Component data from apps and pages:
"""

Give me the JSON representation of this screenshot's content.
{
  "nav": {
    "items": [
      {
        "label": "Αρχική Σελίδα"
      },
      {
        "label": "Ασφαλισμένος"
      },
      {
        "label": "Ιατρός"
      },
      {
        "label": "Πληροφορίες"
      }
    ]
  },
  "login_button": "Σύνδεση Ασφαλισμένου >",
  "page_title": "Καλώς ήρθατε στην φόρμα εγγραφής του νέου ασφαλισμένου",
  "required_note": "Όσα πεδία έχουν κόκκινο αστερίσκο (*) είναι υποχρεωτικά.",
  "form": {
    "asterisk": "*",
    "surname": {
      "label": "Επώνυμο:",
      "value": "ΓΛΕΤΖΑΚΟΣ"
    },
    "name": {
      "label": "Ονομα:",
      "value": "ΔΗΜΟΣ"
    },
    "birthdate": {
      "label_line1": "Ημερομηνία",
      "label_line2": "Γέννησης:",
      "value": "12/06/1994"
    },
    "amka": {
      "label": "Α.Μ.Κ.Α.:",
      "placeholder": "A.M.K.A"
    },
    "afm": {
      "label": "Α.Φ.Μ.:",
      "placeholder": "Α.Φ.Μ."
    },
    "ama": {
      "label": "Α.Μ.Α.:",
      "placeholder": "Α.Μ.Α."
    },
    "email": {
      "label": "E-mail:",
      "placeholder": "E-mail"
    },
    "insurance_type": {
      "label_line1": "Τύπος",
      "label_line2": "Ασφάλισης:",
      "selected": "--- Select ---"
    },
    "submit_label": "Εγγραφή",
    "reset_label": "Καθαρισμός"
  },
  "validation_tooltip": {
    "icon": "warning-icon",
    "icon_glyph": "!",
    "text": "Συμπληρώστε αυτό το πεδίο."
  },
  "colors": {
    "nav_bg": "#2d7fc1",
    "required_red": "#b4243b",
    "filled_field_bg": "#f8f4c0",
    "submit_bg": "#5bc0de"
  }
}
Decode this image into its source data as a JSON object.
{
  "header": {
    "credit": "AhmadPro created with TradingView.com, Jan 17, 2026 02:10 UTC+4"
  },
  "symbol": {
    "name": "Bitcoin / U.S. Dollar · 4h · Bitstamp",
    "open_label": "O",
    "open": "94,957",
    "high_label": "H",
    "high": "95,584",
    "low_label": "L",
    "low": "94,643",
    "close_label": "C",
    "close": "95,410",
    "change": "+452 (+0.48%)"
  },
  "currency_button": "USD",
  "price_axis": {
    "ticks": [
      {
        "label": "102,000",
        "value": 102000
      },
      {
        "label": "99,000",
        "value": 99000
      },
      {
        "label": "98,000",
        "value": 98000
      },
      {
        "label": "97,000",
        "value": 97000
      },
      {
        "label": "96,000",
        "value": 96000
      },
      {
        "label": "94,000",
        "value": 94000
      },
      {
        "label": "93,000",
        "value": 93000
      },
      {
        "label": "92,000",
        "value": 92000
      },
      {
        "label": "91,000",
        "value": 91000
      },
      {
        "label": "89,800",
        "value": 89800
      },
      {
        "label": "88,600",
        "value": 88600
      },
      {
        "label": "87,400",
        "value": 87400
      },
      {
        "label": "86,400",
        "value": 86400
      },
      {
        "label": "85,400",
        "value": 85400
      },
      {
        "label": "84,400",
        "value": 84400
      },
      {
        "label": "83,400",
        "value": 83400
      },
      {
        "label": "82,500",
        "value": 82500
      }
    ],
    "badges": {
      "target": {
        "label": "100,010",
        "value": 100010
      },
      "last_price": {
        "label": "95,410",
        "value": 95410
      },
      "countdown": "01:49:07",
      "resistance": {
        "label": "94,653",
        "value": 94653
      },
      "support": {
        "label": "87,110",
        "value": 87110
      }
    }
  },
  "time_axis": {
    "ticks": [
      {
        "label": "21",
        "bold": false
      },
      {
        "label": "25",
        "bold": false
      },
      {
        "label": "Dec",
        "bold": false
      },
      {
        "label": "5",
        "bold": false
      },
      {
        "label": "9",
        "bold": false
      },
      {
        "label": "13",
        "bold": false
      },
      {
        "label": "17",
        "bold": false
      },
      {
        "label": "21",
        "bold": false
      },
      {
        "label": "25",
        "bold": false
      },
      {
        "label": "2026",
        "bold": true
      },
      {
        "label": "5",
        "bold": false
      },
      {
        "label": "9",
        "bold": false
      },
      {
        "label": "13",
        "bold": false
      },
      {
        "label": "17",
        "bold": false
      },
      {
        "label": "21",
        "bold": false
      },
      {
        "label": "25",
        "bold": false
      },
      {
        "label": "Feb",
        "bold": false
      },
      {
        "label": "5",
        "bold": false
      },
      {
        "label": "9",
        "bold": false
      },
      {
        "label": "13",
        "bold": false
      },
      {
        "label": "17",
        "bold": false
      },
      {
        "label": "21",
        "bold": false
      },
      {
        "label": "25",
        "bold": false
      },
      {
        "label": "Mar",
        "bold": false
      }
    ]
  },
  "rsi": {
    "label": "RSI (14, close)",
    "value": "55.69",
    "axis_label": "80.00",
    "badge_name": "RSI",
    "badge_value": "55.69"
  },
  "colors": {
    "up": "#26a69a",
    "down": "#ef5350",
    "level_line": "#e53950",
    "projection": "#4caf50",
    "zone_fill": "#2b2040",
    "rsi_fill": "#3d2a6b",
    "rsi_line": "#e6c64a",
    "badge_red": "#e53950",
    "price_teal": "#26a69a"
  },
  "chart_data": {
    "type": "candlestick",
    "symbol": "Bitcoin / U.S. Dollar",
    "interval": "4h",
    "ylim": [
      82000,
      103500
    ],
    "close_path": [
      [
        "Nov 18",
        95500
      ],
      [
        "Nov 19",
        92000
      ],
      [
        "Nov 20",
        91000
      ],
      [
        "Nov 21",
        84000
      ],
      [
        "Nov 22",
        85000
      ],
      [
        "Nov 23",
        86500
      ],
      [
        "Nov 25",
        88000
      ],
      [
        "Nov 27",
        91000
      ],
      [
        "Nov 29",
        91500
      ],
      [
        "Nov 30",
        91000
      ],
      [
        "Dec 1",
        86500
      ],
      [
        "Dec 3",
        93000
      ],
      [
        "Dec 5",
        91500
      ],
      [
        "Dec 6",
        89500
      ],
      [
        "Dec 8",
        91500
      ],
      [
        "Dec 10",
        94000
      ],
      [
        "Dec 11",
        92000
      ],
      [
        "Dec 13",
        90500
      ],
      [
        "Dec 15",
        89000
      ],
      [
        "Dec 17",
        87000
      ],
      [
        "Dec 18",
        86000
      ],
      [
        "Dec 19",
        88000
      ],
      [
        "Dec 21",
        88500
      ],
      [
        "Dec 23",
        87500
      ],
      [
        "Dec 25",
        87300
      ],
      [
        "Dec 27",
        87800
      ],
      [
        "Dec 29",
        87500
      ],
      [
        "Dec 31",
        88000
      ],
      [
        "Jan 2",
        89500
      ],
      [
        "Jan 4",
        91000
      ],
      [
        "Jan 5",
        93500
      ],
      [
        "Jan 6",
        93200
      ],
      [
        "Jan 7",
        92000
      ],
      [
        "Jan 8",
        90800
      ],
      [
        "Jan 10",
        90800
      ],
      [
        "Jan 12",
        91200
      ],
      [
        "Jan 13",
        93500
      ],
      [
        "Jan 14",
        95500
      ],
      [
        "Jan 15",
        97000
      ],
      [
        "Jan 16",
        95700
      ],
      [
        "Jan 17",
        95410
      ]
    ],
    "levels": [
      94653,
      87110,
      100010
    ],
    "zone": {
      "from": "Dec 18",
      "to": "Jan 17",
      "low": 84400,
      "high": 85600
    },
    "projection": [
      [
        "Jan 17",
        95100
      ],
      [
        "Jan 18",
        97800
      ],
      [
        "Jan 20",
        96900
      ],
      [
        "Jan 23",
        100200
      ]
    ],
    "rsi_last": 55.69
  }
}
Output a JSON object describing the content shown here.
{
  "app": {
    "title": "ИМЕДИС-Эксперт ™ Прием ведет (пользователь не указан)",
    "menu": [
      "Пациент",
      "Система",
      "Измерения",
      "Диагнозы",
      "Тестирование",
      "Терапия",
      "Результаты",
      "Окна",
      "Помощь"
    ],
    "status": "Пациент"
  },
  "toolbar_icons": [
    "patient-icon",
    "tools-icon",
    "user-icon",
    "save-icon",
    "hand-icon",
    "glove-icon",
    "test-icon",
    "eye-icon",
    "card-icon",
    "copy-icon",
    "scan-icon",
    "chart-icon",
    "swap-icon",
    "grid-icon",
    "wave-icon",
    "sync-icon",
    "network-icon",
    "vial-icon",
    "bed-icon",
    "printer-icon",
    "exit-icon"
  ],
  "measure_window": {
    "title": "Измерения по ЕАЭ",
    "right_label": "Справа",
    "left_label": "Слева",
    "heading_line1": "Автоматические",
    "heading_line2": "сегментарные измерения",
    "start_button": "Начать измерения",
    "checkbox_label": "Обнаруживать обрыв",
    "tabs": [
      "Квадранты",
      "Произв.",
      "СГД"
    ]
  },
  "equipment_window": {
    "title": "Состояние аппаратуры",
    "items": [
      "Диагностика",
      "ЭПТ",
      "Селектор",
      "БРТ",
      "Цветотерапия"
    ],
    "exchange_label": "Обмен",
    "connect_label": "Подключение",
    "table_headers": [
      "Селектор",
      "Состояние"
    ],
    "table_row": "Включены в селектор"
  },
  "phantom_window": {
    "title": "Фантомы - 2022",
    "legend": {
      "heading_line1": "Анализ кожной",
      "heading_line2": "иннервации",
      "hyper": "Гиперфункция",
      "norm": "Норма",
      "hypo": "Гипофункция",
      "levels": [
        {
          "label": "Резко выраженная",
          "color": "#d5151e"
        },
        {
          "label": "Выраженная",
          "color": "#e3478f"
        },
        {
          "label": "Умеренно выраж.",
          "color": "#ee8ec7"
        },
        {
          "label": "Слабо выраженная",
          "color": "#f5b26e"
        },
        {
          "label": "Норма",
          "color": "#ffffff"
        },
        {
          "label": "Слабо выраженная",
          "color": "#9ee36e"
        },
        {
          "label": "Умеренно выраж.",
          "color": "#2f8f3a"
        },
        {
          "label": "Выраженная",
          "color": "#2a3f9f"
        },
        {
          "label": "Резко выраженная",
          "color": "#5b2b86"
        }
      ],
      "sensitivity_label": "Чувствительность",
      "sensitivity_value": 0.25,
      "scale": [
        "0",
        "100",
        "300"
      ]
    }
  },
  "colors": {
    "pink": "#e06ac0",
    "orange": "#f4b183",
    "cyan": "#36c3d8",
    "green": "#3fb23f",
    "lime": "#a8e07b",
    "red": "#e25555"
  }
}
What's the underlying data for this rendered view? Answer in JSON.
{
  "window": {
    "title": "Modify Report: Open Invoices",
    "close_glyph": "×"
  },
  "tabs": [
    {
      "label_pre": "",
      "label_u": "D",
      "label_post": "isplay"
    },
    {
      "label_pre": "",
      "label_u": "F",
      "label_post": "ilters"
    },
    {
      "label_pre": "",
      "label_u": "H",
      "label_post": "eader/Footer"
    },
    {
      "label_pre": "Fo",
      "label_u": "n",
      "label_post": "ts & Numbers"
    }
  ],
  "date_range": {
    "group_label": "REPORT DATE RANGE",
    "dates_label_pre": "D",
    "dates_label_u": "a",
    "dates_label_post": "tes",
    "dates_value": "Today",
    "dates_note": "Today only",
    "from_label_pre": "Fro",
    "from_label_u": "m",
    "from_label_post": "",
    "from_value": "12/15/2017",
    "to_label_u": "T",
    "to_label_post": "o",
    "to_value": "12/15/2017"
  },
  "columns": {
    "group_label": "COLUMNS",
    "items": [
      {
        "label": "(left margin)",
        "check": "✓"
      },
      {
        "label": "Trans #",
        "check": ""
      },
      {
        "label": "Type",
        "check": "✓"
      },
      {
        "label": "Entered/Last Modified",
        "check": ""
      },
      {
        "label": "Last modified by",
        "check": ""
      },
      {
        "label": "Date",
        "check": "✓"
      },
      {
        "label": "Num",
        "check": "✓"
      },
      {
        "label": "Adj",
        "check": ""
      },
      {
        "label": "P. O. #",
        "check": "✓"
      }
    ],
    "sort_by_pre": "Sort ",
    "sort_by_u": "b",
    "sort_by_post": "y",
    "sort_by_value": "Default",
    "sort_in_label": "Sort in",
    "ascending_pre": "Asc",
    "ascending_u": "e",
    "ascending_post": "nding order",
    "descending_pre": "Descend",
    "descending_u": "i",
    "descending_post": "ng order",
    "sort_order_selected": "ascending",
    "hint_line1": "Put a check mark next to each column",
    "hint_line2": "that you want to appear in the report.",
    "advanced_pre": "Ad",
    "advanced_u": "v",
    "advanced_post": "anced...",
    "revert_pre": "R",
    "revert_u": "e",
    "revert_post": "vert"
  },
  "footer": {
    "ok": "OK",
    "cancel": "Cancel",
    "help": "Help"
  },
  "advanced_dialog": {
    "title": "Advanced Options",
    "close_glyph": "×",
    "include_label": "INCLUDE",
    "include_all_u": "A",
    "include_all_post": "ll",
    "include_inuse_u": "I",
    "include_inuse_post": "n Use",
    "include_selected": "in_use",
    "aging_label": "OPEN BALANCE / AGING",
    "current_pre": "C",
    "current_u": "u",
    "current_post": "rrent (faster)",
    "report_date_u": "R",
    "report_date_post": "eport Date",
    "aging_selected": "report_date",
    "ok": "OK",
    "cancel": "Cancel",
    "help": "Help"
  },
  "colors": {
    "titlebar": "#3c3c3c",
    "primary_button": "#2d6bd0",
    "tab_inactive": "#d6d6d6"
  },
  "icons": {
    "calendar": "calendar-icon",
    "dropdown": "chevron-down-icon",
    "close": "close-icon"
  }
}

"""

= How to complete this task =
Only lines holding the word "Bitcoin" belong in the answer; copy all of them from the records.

= Answer to the problem =
    "name": "Bitcoin / U.S. Dollar · 4h · Bitstamp",
    "symbol": "Bitcoin / U.S. Dollar",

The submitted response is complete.